Artificial Intelligence in the News – April 2017

Artificial Intelligence is certainly a strange beast. I’ve read some really interesting articles on the subject recently on how creative and aggressive they can be. Below are the more interesting ones I’ve read.

AI does Knock Knock Jokes

AI Gets Aggressive when playing games

Japanese AI Writes a Novel, Nearly Wins Literary Award

Listen to New Google AI Program Talk Like a Human and Write Music

Can artificial intelligence read a tweet’s sentiment?

Learning the Basics of Machine Learning

Educating yourself on machine learning is a challenging preposition. There is so much content online that it’s easy to get fooled into reading an article that is beyond capabilities. Unfortunately, in many cases, reading and rereading this sort of content is often the only way to crack that nut open. But recently I’ve found some great resources that should hopefully be able to help the uninitiated into getting a foothold into this popular segment of IT. Continue reading “Learning the Basics of Machine Learning”

Taking on Machine Learning

About two months ago I took steps to get into the Machine Learning bandwaggon. It was tough to take that first step for many reasons. The first was the tough decision of choosing the right programming language to learn. Did I want to stick to the JVM and Java or chose another JVM language? Take up Python. Or learn something else. This article from KDnuggets made that decision much harder. Luckily, due to circumstances from a recent project, I decided to turn to Scala. And so far, I haven’t been disappointed. Continue reading “Taking on Machine Learning”

The Best Scala Programming Resources

In the last few weeks that I’ve spent learning Scala I’ve discovered several amazing online resources. So much so that it made it difficult to justify purchasing a book, even though I did buy the much-recommended Programming in Scala title. Every time I needed help in figuring out how to do something, the following websites were indispensable.

Some of these sites are no longer active, but the information they provide is still very much relevant to new and experienced Scala programmers. Continue reading “The Best Scala Programming Resources”

Four reasons to try Scala and love it

I’ve been working a lot with Scala in the last few weeks. It is an amazing programming language, to say the least. It’s terse, intuitive, unambiguous. And a real treat when you want to do stuff. It’s the programming language of the future. If only it would get more support and momentum going for it. Plus, the quantity of online resources available is just mind boggling.

Below are my N reasons why Scala is the best JVM language. Continue reading “Four reasons to try Scala and love it”

Developing a pattern to your coding process

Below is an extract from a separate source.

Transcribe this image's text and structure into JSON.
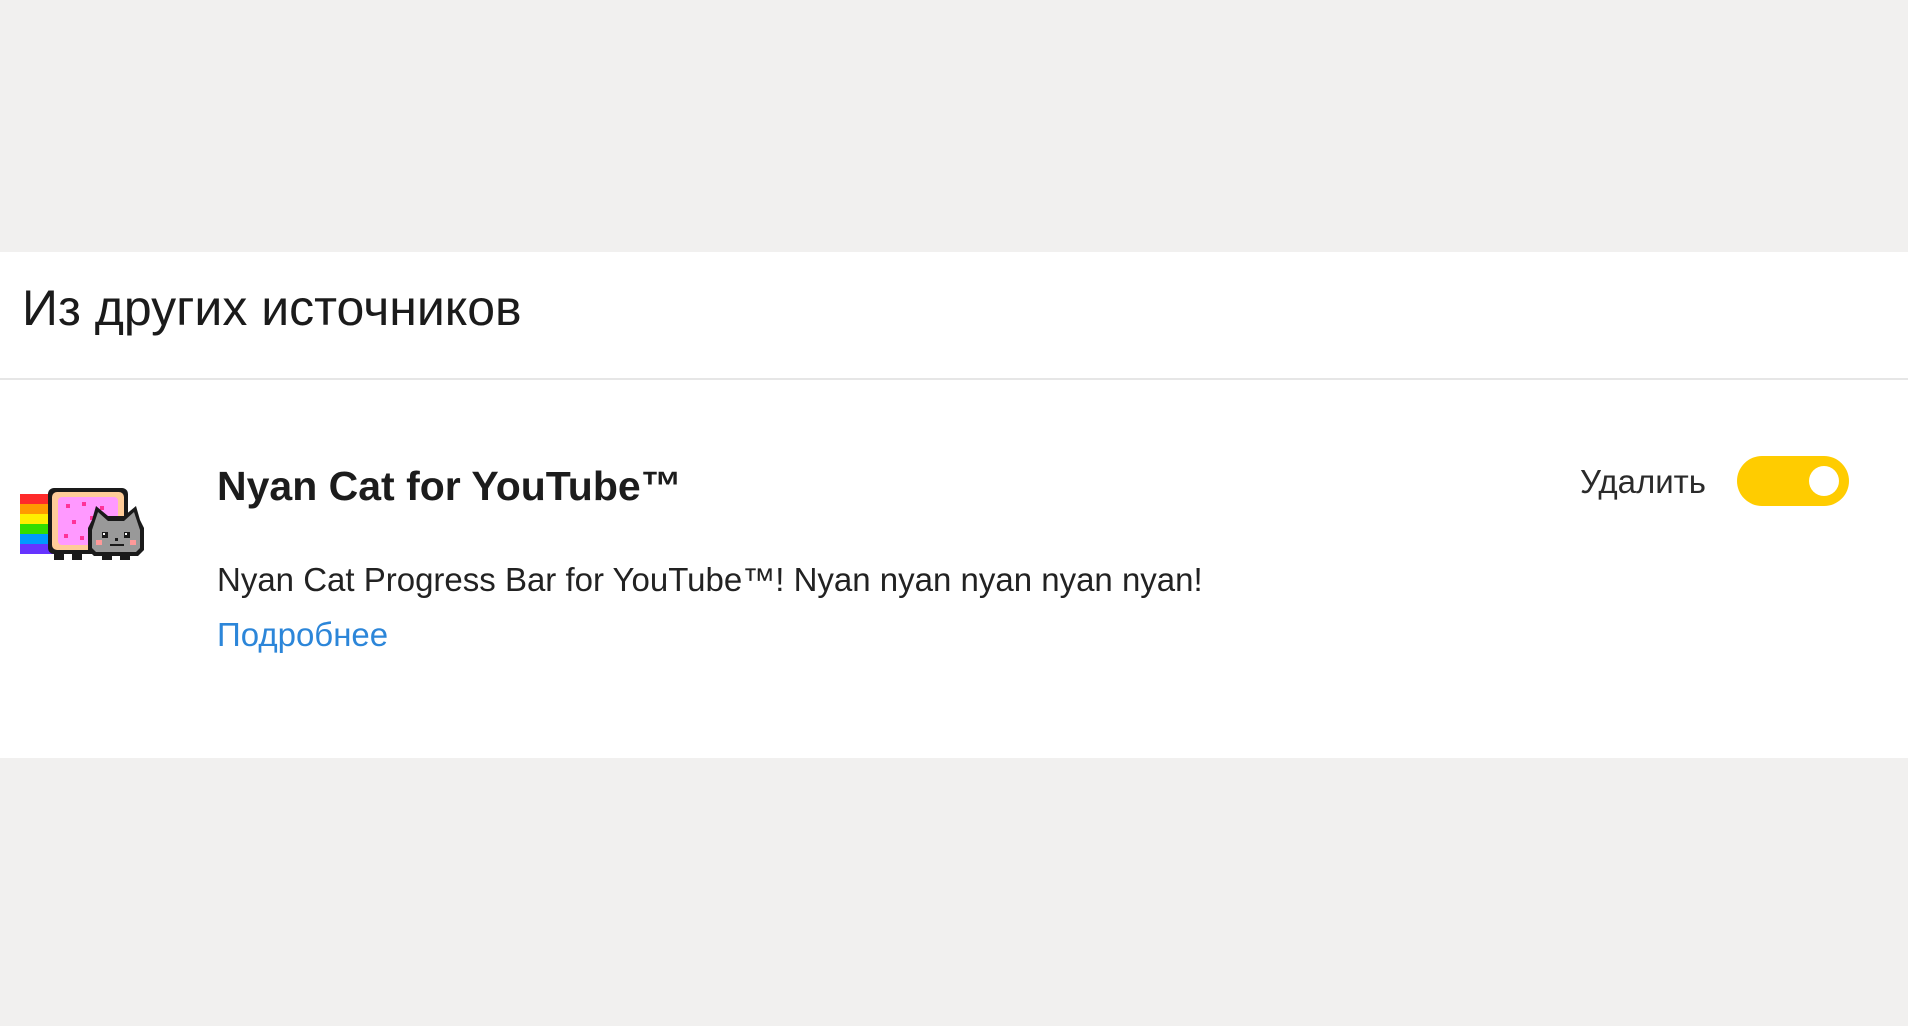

A lot of people will learn great things and become extremely good at those things. But a lot of those people, although they are very good at what they do, may not have a formal process that they are aware of. Or may not have discovered a pattern to that process.

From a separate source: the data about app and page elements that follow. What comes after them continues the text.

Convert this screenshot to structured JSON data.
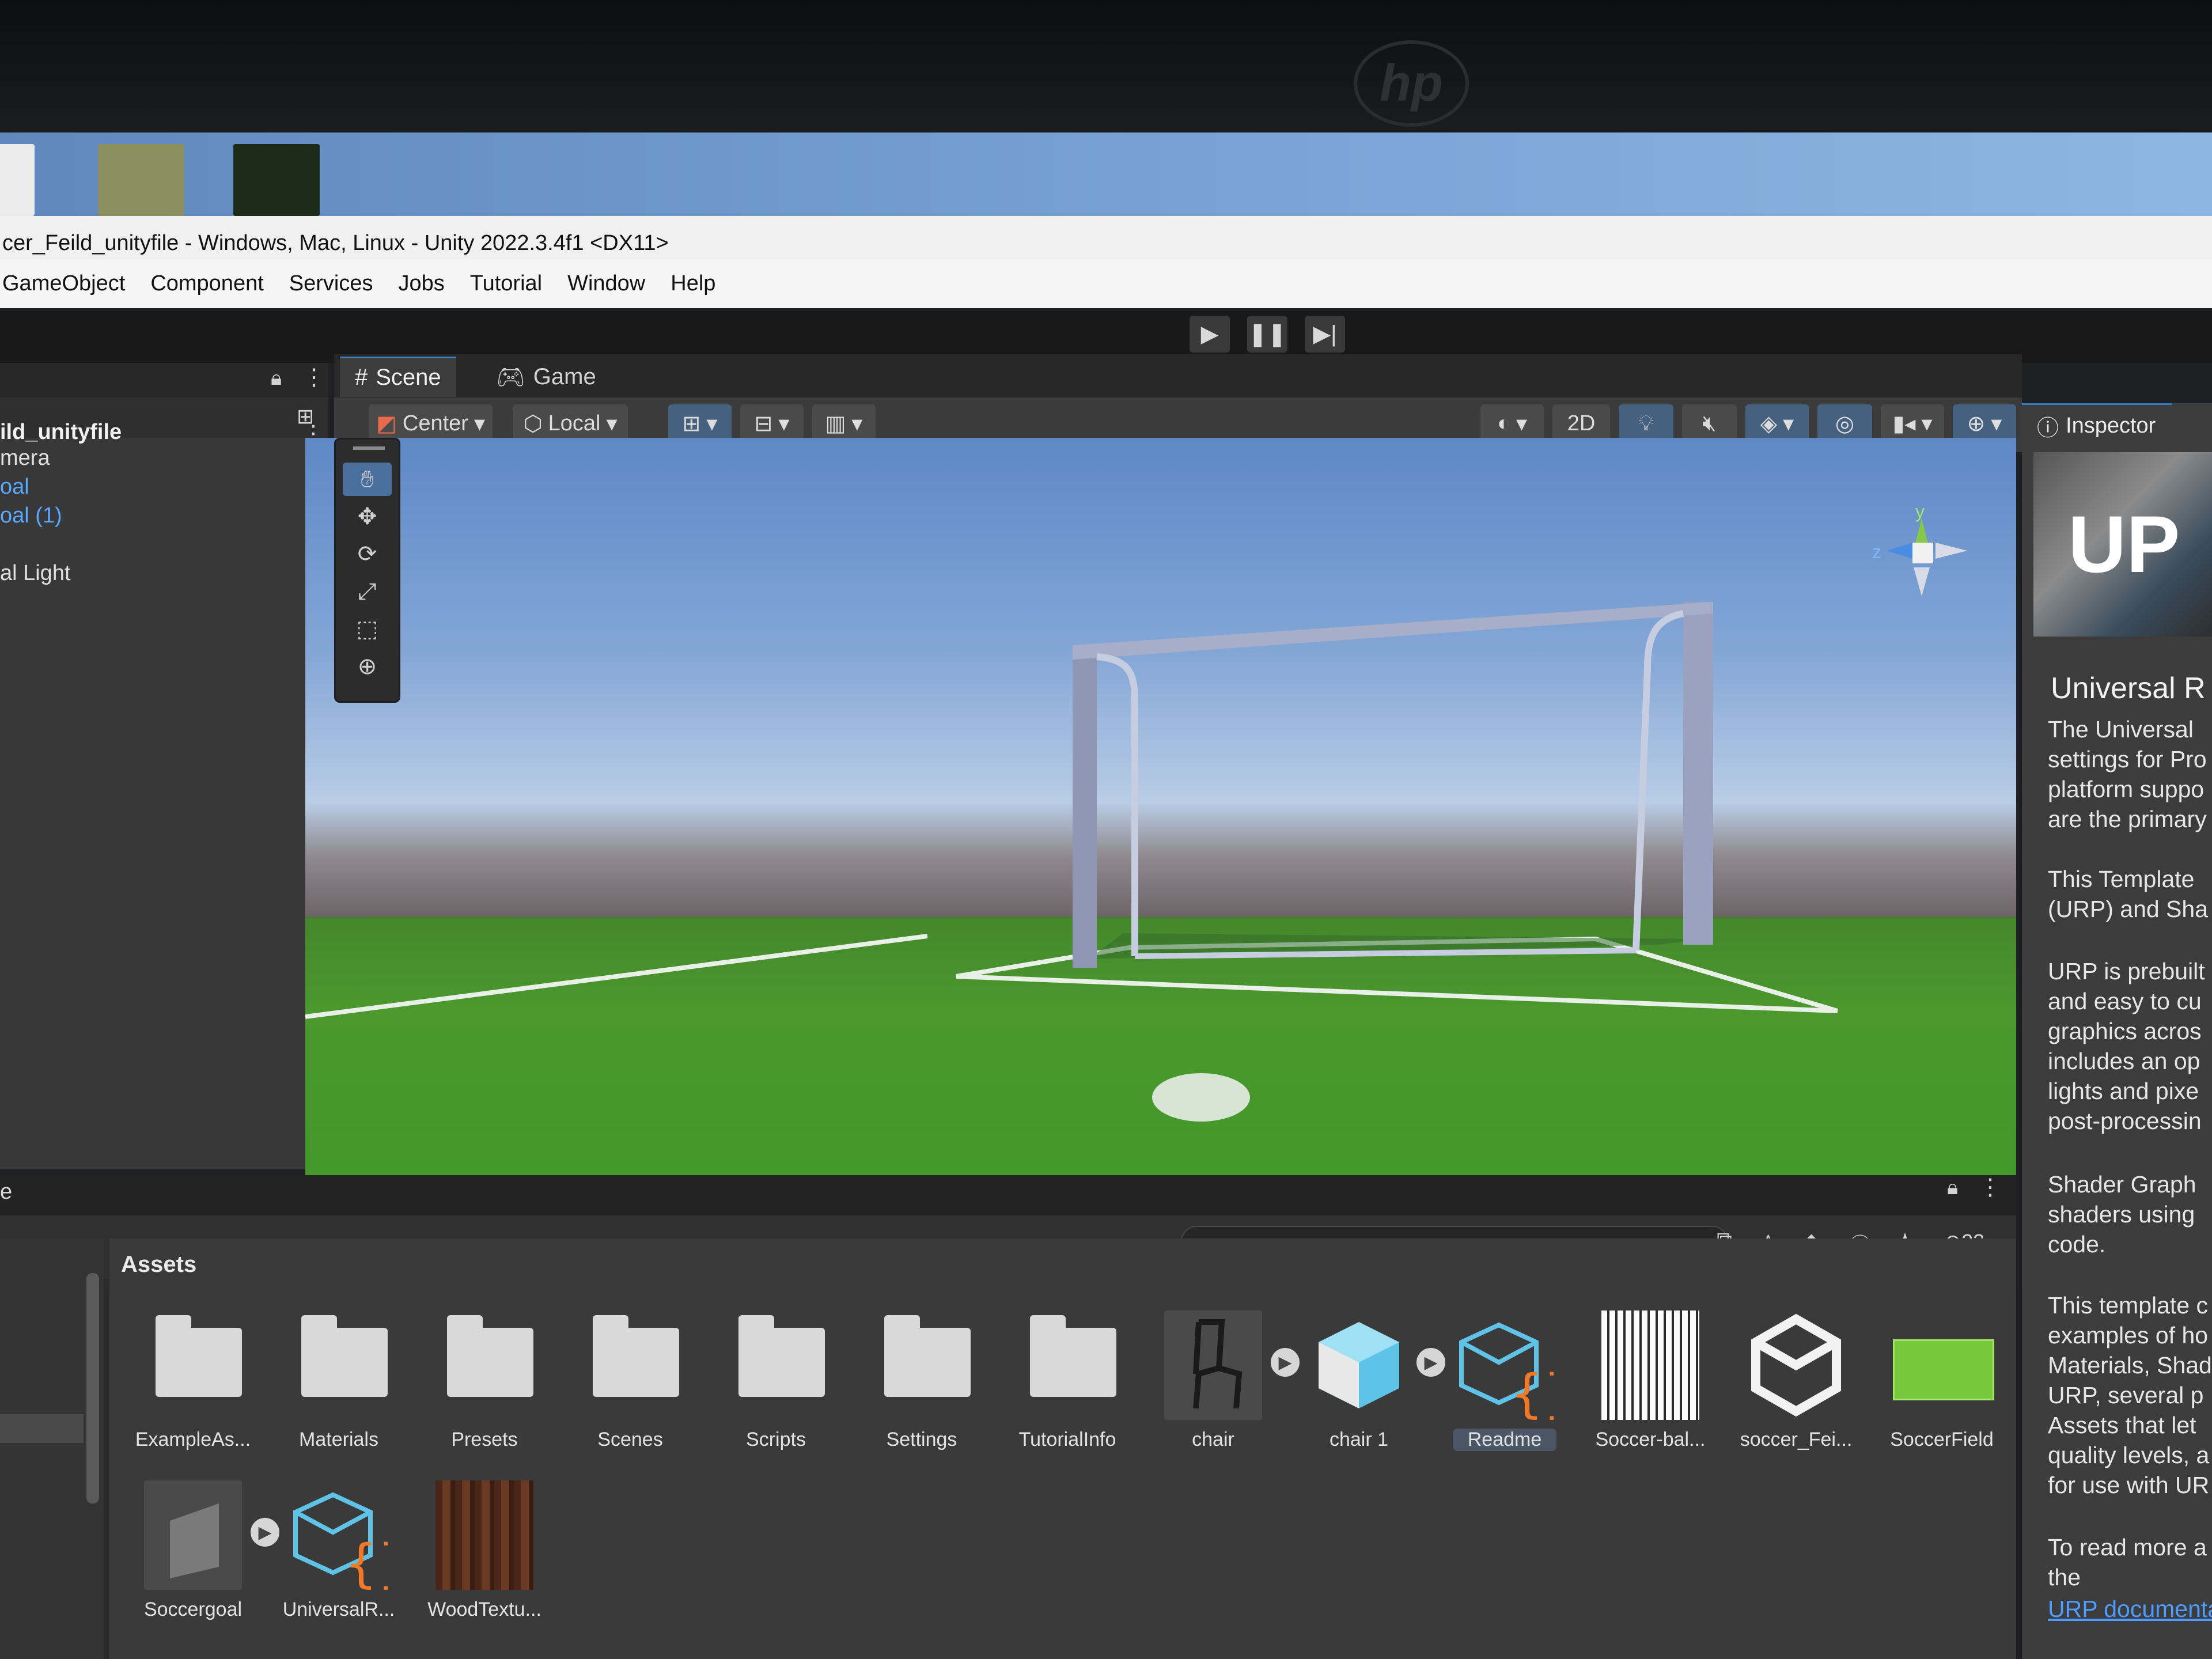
{
  "window": {
    "title": "cer_Feild_unityfile - Windows, Mac, Linux - Unity 2022.3.4f1 <DX11>"
  },
  "menu": [
    "GameObject",
    "Component",
    "Services",
    "Jobs",
    "Tutorial",
    "Window",
    "Help"
  ],
  "hierarchy": {
    "scene_name": "ild_unityfile",
    "items": [
      {
        "label": "mera",
        "color": "#e0e0e0"
      },
      {
        "label": "oal",
        "color": "#5aa7ff"
      },
      {
        "label": "oal (1)",
        "color": "#5aa7ff"
      },
      {
        "label": "al Light",
        "color": "#e0e0e0"
      }
    ]
  },
  "scene_tabs": [
    {
      "label": "Scene",
      "icon": "hash-icon",
      "active": true
    },
    {
      "label": "Game",
      "icon": "gamepad-icon",
      "active": false
    }
  ],
  "scene_toolbar": {
    "pivot": "Center",
    "space": "Local",
    "mode_2d": "2D"
  },
  "gizmo_axes": {
    "y": "y",
    "z": "z"
  },
  "inspector": {
    "tab_label": "Inspector",
    "banner_text": "UP",
    "title": "Universal R",
    "paragraphs": [
      "The Universal\nsettings for Pro\nplatform suppo\nare the primary",
      "This Template\n(URP) and Sha",
      "URP is prebuilt\nand easy to cu\ngraphics acros\nincludes an op\nlights and pixe\npost-processin",
      "Shader Graph\nshaders using\ncode.",
      "This template c\nexamples of ho\nMaterials, Shad\nURP, several p\nAssets that let\nquality levels, a\nfor use with UR",
      "To read more a\nthe"
    ],
    "link": "URP documenta"
  },
  "project": {
    "panel_label": "e",
    "assets_header": "Assets",
    "hidden_count": "23",
    "assets_row1": [
      {
        "label": "ExampleAs...",
        "kind": "folder"
      },
      {
        "label": "Materials",
        "kind": "folder"
      },
      {
        "label": "Presets",
        "kind": "folder"
      },
      {
        "label": "Scenes",
        "kind": "folder"
      },
      {
        "label": "Scripts",
        "kind": "folder"
      },
      {
        "label": "Settings",
        "kind": "folder"
      },
      {
        "label": "TutorialInfo",
        "kind": "folder"
      },
      {
        "label": "chair",
        "kind": "model"
      },
      {
        "label": "chair 1",
        "kind": "prefab"
      },
      {
        "label": "Readme",
        "kind": "script-asset"
      },
      {
        "label": "Soccer-bal...",
        "kind": "texture"
      },
      {
        "label": "soccer_Fei...",
        "kind": "unity-scene"
      },
      {
        "label": "SoccerField",
        "kind": "texture-green"
      }
    ],
    "assets_row2": [
      {
        "label": "Soccergoal",
        "kind": "model"
      },
      {
        "label": "UniversalR...",
        "kind": "script-asset"
      },
      {
        "label": "WoodTextu...",
        "kind": "texture-wood"
      }
    ]
  },
  "colors": {
    "editor_bg": "#383838",
    "accent_blue": "#3a79bb",
    "link_blue": "#4e9cff",
    "grass": "#4d9a30",
    "sky": "#7aa5d6"
  }
}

I’ve recently been doing a lot of coding exercises on HackerRank. And I’ve discovered a simple process to development. Something I’ve always been doing but never thought much about. Sure, there are a lot of processes involved in software development. This includes TDD, integration testing, CI, CD, and so on. But there’s an even simpler one that I’ve been taking for granted. Continue reading “Developing a pattern to your coding process”

Edit and execute programming code online quick

Ever wish you could test a snippet of code? Online. Like now! Or focus on improving an algorithm in isolation. Or have a moment of clarity and need to write a piece of code lickety-split. Yesterday, I found this online tool to do just that. That’s good for me, as I don’t have to create a whole new project in IntelliJ IDEA or use the CLI tools.

CodePad supports several of the most used programming languages. Unfortunately, it doesn’t support Haskell, a language I’d like to tackle this year. But for Scala, it’s really good.

The tool itself is easy to use and the compiler quick enough. In my case, I was using it to optimise a piece of Scala code to submit for an online coding exercise.

codepad

Website: https://codepad.remoteinterview.io